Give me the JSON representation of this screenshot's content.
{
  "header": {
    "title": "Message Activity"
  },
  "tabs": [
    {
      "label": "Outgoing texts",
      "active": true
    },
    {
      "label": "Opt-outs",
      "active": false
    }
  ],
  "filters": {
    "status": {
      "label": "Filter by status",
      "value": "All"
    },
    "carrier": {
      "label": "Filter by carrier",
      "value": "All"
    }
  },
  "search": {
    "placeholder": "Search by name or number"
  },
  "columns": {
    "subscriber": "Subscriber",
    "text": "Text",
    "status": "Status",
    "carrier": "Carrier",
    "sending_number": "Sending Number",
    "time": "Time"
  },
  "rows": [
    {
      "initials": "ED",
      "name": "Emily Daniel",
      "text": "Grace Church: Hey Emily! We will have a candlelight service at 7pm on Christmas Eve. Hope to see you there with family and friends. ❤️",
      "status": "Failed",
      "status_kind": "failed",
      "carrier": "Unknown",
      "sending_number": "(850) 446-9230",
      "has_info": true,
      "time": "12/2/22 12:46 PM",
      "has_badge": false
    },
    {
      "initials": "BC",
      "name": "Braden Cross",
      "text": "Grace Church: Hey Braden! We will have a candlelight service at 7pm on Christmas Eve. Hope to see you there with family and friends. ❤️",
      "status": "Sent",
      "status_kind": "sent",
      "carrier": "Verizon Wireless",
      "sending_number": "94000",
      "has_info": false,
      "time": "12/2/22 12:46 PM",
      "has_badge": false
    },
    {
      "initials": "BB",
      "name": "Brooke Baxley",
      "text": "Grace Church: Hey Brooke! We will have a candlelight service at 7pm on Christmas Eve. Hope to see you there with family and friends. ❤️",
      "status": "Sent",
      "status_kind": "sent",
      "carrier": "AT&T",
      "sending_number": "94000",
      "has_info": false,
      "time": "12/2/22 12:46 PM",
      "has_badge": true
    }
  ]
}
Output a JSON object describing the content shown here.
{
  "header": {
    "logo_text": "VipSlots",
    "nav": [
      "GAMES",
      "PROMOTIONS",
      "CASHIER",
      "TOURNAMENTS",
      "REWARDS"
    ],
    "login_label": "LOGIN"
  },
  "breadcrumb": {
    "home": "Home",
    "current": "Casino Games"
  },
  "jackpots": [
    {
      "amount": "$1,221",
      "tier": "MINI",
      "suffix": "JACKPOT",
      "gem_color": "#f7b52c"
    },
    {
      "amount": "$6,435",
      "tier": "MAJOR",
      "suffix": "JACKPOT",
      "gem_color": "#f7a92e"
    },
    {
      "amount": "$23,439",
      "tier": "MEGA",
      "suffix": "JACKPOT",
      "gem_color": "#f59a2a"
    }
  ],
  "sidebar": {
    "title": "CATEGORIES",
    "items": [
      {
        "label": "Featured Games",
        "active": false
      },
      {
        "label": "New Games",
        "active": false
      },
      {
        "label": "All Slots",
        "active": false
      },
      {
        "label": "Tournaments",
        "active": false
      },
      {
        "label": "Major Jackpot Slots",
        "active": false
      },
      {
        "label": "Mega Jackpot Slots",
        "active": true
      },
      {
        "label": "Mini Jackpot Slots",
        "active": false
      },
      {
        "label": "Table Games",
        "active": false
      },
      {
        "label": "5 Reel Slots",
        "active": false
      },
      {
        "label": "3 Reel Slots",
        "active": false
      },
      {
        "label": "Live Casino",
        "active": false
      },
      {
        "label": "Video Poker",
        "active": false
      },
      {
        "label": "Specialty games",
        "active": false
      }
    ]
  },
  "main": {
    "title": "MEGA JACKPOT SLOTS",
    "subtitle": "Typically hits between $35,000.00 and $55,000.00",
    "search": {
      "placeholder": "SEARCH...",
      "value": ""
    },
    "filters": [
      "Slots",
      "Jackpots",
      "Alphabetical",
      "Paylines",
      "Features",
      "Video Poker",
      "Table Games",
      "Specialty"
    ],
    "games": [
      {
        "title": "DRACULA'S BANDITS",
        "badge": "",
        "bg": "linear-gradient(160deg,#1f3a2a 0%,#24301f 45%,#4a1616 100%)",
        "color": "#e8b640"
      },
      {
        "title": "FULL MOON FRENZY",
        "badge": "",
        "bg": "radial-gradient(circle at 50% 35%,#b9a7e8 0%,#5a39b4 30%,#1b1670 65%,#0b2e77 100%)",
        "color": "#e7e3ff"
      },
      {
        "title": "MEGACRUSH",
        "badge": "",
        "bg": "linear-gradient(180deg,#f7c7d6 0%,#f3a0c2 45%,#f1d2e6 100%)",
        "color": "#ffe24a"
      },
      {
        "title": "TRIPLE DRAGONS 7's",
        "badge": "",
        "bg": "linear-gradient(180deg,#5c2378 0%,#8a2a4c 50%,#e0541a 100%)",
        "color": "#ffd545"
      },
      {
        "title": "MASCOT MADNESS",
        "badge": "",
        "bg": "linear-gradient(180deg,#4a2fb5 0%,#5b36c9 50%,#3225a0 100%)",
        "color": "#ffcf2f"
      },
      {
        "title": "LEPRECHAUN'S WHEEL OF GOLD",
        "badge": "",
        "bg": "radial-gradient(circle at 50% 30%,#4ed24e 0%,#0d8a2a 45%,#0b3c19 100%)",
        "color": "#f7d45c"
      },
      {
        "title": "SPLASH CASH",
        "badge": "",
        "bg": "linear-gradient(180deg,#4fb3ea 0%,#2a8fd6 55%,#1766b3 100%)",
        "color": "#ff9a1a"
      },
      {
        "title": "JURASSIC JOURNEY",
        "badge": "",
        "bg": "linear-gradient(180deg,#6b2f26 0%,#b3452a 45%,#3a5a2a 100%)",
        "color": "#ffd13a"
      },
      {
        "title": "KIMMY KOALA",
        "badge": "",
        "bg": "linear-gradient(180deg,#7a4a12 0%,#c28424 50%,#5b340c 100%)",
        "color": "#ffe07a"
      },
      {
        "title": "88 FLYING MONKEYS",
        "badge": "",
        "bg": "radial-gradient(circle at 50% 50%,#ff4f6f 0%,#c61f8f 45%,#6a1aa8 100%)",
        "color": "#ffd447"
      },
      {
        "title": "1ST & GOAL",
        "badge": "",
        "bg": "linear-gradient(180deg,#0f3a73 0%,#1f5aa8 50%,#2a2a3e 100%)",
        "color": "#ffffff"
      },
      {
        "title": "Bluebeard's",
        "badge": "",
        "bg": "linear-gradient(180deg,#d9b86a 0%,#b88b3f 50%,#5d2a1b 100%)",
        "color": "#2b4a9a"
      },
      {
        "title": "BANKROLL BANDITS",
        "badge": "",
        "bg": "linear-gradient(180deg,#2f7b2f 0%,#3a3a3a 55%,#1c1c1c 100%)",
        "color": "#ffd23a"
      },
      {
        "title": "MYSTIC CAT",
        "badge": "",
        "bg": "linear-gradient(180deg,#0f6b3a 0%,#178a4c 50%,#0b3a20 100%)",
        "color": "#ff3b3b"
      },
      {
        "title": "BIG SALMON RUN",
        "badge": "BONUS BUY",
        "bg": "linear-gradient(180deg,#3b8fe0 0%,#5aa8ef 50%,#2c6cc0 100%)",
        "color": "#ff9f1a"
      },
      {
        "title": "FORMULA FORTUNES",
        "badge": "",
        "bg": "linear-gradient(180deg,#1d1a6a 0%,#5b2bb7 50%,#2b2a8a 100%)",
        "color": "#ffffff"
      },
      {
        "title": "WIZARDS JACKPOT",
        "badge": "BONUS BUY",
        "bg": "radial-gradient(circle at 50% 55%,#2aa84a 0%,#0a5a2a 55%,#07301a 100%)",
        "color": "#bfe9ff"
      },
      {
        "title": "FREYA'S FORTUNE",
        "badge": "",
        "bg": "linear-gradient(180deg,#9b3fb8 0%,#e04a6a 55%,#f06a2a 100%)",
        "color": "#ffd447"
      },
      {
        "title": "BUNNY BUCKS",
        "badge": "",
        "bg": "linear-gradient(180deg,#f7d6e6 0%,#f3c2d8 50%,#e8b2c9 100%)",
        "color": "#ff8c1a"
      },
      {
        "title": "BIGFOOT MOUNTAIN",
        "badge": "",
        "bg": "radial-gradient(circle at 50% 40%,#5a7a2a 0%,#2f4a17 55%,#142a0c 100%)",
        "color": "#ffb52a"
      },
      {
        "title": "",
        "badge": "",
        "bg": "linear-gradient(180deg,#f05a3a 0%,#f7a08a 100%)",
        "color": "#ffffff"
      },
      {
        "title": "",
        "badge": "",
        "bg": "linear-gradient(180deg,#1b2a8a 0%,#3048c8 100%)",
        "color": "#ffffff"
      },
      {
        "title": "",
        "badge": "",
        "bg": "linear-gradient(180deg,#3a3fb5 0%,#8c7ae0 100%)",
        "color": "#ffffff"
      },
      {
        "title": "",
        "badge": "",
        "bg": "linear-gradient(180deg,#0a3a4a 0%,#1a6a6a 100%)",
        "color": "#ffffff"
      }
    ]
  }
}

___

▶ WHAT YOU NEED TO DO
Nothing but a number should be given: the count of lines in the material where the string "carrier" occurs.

▶ WRITTEN SOLUTION
6